What to produce → Copy every record verbatim. Leave the pictures out.

Component data from apps and pages
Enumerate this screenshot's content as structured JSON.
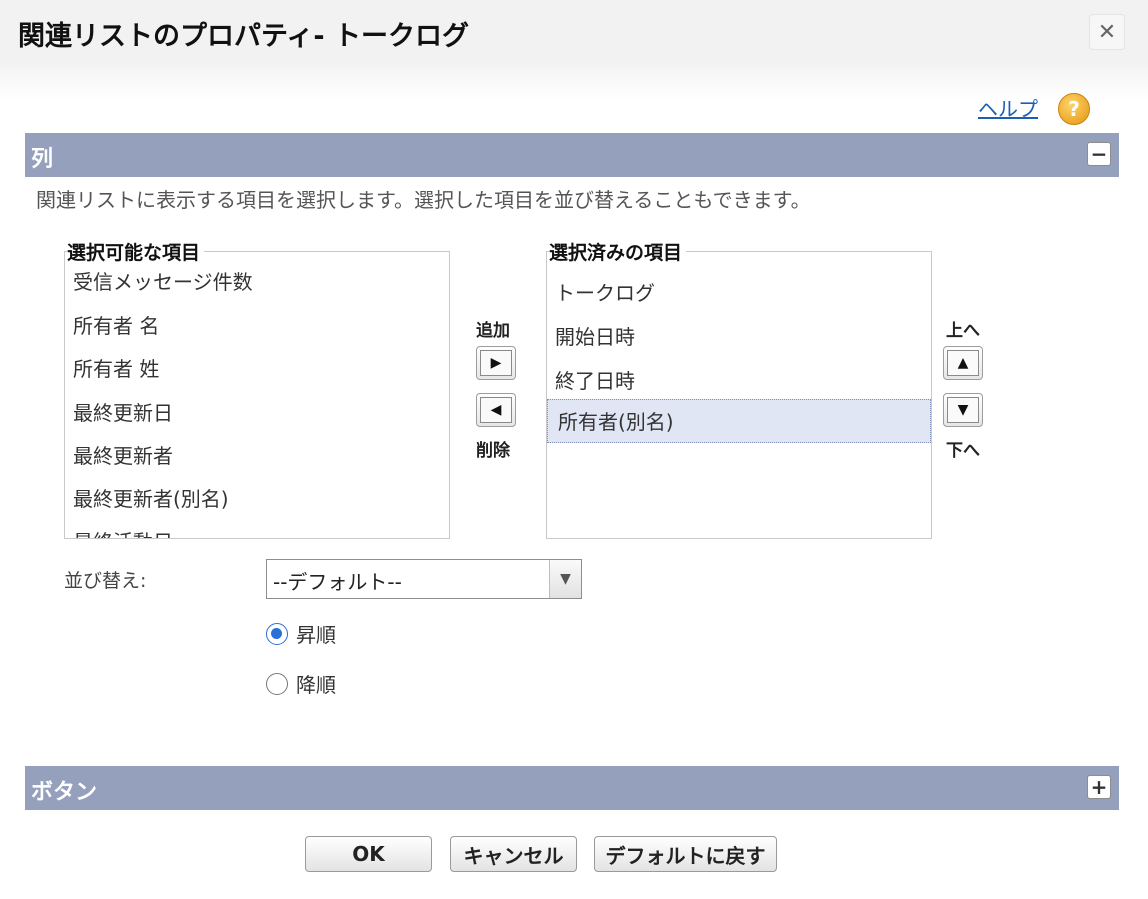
{
  "dialog": {
    "title": "関連リストのプロパティ- トークログ",
    "close_label": "✕"
  },
  "help": {
    "link_label": "ヘルプ",
    "icon_label": "?"
  },
  "columns_section": {
    "label": "列",
    "toggle": "−",
    "instructions": "関連リストに表示する項目を選択します。選択した項目を並び替えることもできます。",
    "available": {
      "label": "選択可能な項目",
      "items": [
        "受信メッセージ件数",
        "所有者 名",
        "所有者 姓",
        "最終更新日",
        "最終更新者",
        "最終更新者(別名)",
        "最終活動日"
      ]
    },
    "selected": {
      "label": "選択済みの項目",
      "items": [
        "トークログ",
        "開始日時",
        "終了日時",
        "所有者(別名)"
      ],
      "highlighted_item": "所有者(別名)"
    },
    "add_label": "追加",
    "remove_label": "削除",
    "up_label": "上へ",
    "down_label": "下へ",
    "sort": {
      "label": "並び替え:",
      "value": "--デフォルト--",
      "ascending_label": "昇順",
      "descending_label": "降順",
      "selected_order": "昇順"
    }
  },
  "buttons_section": {
    "label": "ボタン",
    "toggle": "+"
  },
  "footer": {
    "ok_label": "OK",
    "cancel_label": "キャンセル",
    "default_label": "デフォルトに戻す"
  },
  "icons": {
    "add": "arrow-right-icon",
    "remove": "arrow-left-icon",
    "up": "arrow-up-icon",
    "down": "arrow-down-icon",
    "help": "question-circle-icon",
    "close": "close-icon",
    "select": "chevron-down-icon"
  },
  "colors": {
    "section_bar": "#95a0bd",
    "link": "#1a5fb4",
    "help_icon": "#f0a81b",
    "selected_row": "#e0e6f4",
    "radio_checked": "#2a6fd6"
  }
}
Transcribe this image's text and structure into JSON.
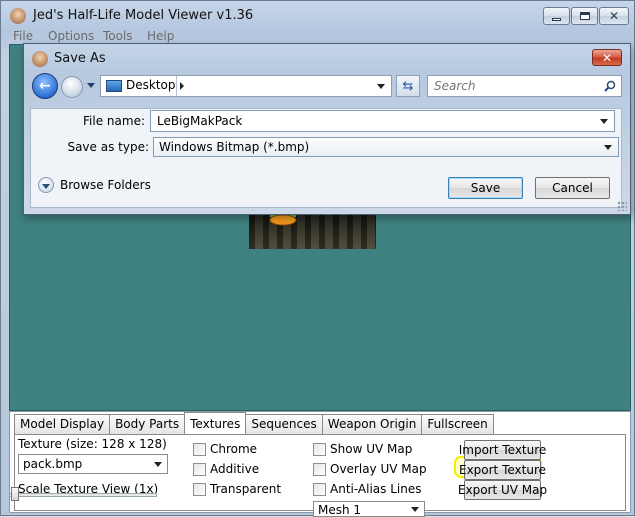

Solution →
Enumerate this screenshot's content as structured JSON.
{
  "dialog": {
    "title": "関連リストのプロパティ- トークログ",
    "close_label": "✕"
  },
  "help": {
    "link_label": "ヘルプ",
    "icon_label": "?"
  },
  "columns_section": {
    "label": "列",
    "toggle": "−",
    "instructions": "関連リストに表示する項目を選択します。選択した項目を並び替えることもできます。",
    "available": {
      "label": "選択可能な項目",
      "items": [
        "受信メッセージ件数",
        "所有者 名",
        "所有者 姓",
        "最終更新日",
        "最終更新者",
        "最終更新者(別名)",
        "最終活動日"
      ]
    },
    "selected": {
      "label": "選択済みの項目",
      "items": [
        "トークログ",
        "開始日時",
        "終了日時",
        "所有者(別名)"
      ],
      "highlighted_item": "所有者(別名)"
    },
    "add_label": "追加",
    "remove_label": "削除",
    "up_label": "上へ",
    "down_label": "下へ",
    "sort": {
      "label": "並び替え:",
      "value": "--デフォルト--",
      "ascending_label": "昇順",
      "descending_label": "降順",
      "selected_order": "昇順"
    }
  },
  "buttons_section": {
    "label": "ボタン",
    "toggle": "+"
  },
  "footer": {
    "ok_label": "OK",
    "cancel_label": "キャンセル",
    "default_label": "デフォルトに戻す"
  },
  "icons": {
    "add": "arrow-right-icon",
    "remove": "arrow-left-icon",
    "up": "arrow-up-icon",
    "down": "arrow-down-icon",
    "help": "question-circle-icon",
    "close": "close-icon",
    "select": "chevron-down-icon"
  },
  "colors": {
    "section_bar": "#95a0bd",
    "link": "#1a5fb4",
    "help_icon": "#f0a81b",
    "selected_row": "#e0e6f4",
    "radio_checked": "#2a6fd6"
  }
}
Transcribe this image's text and structure into JSON.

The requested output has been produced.